We three kings of Orient are
The three kings of the old carol brought gifts to the baby Jesus, the best and most expensive things that were to be found in the Middle East a couple of millennia ago. These were gold and the natural perfumes of frankincense and myrrh.
Both of these latter are plant products. Frankincense is the resin of a tree (Boswellia carteri) native to the Middle East. It has been used for perfuming and ritual purposes at least since the days of ancient Egypt, and probably before that. It is still a common ingredient in incense used in Christian churches. Perfumers make an extract from the raw resin called ‘olibanum’ and use it in perfume blends, especially the heavier ‘oriental’ style of scent.
Myrrh is also a resin. It exudes naturally from the stems of a shrubby tree that grows naturally in Africa and the Arabian Peninsula.

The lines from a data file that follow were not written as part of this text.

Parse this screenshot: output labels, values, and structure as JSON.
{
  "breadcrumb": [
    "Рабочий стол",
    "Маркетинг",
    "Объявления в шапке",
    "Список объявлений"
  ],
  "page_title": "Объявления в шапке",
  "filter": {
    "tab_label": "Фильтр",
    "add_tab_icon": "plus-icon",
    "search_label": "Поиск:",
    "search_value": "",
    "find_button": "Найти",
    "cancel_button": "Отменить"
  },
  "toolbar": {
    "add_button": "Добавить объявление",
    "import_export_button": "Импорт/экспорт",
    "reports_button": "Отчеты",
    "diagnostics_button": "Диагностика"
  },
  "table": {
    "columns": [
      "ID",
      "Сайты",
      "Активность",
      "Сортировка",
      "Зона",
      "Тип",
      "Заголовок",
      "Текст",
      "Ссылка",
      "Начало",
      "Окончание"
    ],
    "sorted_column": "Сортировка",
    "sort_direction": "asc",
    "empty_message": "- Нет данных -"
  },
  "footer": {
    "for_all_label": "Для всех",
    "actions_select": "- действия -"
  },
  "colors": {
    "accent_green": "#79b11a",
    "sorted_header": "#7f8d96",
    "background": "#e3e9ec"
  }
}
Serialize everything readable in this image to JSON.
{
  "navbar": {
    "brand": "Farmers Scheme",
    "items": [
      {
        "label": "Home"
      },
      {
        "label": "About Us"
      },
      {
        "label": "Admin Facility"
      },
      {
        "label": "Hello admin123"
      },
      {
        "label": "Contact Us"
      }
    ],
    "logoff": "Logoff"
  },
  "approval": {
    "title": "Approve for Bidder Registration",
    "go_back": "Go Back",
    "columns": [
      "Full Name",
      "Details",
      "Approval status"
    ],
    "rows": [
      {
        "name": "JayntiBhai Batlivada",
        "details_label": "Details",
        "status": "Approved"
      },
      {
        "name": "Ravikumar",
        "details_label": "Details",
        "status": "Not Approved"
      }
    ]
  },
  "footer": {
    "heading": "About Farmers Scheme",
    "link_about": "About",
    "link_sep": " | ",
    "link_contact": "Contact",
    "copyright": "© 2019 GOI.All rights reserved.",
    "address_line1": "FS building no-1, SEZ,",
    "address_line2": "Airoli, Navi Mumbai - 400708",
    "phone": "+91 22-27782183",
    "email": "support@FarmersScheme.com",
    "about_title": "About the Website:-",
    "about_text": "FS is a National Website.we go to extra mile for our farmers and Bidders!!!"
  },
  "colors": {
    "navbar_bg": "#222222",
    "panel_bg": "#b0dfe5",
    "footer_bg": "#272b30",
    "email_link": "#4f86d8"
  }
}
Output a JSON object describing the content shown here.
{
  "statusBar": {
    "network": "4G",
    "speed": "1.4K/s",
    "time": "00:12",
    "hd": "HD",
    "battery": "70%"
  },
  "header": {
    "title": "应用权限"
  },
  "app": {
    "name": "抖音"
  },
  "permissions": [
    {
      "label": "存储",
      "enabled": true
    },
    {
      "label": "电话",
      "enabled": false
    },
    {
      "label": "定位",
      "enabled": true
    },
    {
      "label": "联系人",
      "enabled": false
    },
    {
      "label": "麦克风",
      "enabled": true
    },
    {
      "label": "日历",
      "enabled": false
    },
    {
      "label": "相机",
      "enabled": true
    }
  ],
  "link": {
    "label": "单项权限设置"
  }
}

The drops of resin are called ‘tears’ and native people sometimes make small cuts in the bark to encourage more ‘tears’ to form.
Myrrh (Commifora myrrha) was a common ingredient in Egyptian embalming preparations, perhaps because it was thought to be a ‘purifying’ substance.
Both frankincense and myrrh are readily available as essential oils, so you can easily satisfy your curiosity about these ancient scents.
Much more familiar to us today is attar of roses, which has been used for thousands of years both for religious rites and as perfume. Less well-known is storax, which is a resin extracted from the tree Styrax officinalis. It is another incense ingredient and has a vanilla scent. Labdanum was an extract from various species of Cistus (rock rose), and galbanum a resin from Ferula galbaniflua, a kind of giant fennel. Our ancestors were a sweet-smelling lot, after all!
I’d like to wish everyone a merry Christmas and health, happiness and a sufficiency of wealth in the New Year.